On the night of August 7, 1996, astronomers Eric Elst and Guido Pizarro were observing what was previously thought to be an ordinary asteroid.
To their surprise, the object revealed a faint but distinct tail similar to that of a comet. Initially, this was written off as a minor impact kicking up a debris cloud, but when the tail returned in 2002, when the supposed asteroid again returned to perihelion (the closest approach to the Sun), it once again displayed a tenuous tail. The “asteroid” was then given the designation of 133P/Elst-Pizarro. In 2005, two new asteroids were discovered to sport tails: P/2005 U1 and 118401. In 2008, yet another one of these odd objects was found (P/2008 R1). This new class of objects has been dubbed “Main Belt Comets (MBCs)”.
So where are these Objects coming from?
A previous article on Universe Today explored the possibility that these objects formed like other asteroids in the main belt.

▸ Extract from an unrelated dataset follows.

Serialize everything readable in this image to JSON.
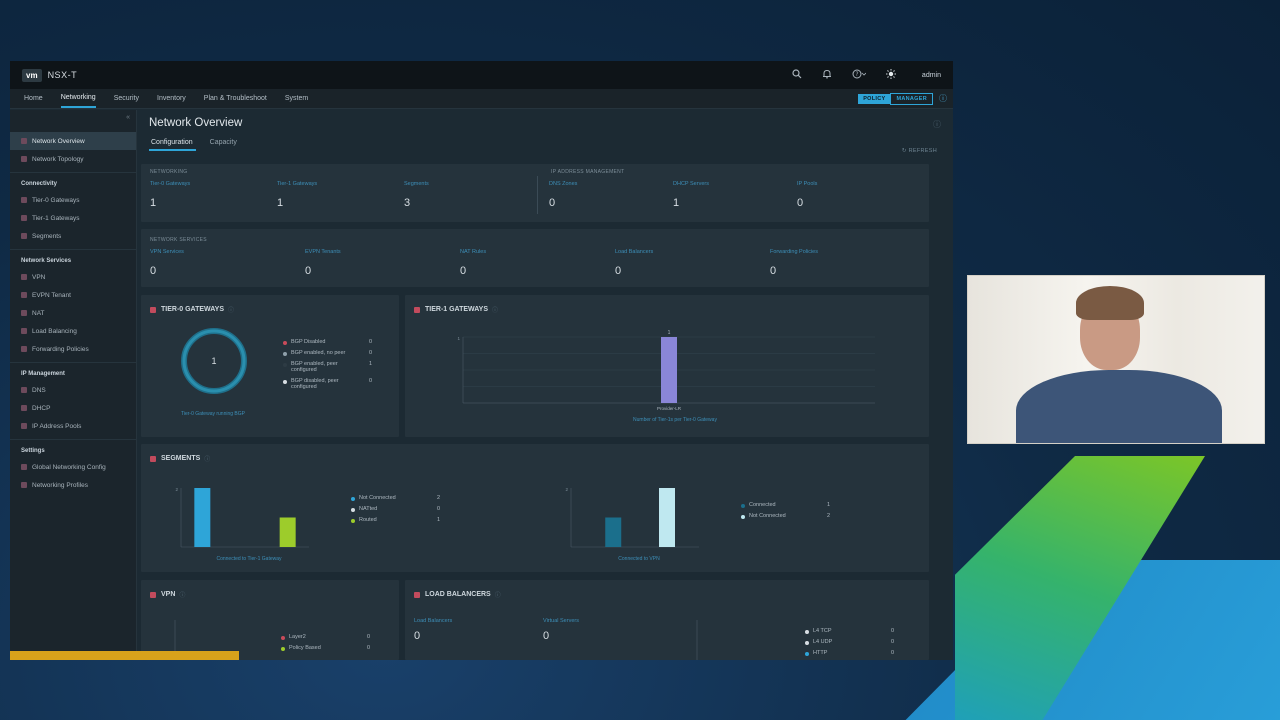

After all, each of the objects has an orbit consistent with other apparently normal asteroids. They have a similar distance at with they orbit the Sun, as well as similar eccentricities and inclinations of their orbit. So trying to explain these objects as having origins in the outer solar system that migrated just right into the asteroid belt seemed like little more than special pleading.
Furthermore, a 2008 study by Schorghofer at the University of Hawaii predicted that, if such an icy body were to form, it would be able to avoid sublimation for several billion years if only it were covered with a few meters of dust and dirt thus negating the problems of these objects suffering an early death. (Keep in mind that, much like a melting snowball, the water will evaporate but the dirt won’t, so the dirt will pile up quickly on the surface making this entirely plausible!) However, if the ice were covered by such an amount of dust, it would take a collision to remove the dust and trigger the cometary appearance.
In a recent paper, Nader Haghighipour also at the University of Hawaii explores the viability of collisions to trigger this activation as well as the stability of the orbits of these objects to assess the expectation that they were formed at the same time as other asteroids in the main belt.
For the orbital range in which three of the MBCs lie, it was predicted that “on average, one m[eter]-sized object collides … every 40,000 years.” They stress this is an upper limit since their simulation did not include other, nearby asteroids which would likely deplete the number of available impactors.
When they explored the orbital stability of these objects, the discovered at least two of them were dynamically unstable and would eventually be ejected from their orbits on a timescale of 20 million years. As such, it would be unreasonable to expect such objects to have lasted for the nearly 5 billion year history of the solar system. Thus, an in-situ formation was ruled out. However, due to a similarity in orbital characteristics to a family of asteroids known as the Themis family, suggesting they may have resulted from the same break up of a larger body that created this group. This begs the question of whether or not more of these asteroids are secretly hiding water ice reservoirs and are just waiting for an impact to expose them.
Distinctly separate from this orbital family was P/2008 R1 which exists in an especially unstable orbit near one of the resonances from Jupiter. This suggests that this MBC was likely scattered to its present location, but from where remains to be determined.
So while such Main Belt Comets may not have formed simply as they are now, they are likely to be in orbits not far removed from their original formation. Also, this work supported the earlier notion that minor impacts could reliably expected to expose ice allowing for the cometary tails. Whether or not more asteroids have tails tucked between their legs will be the target of future exploration.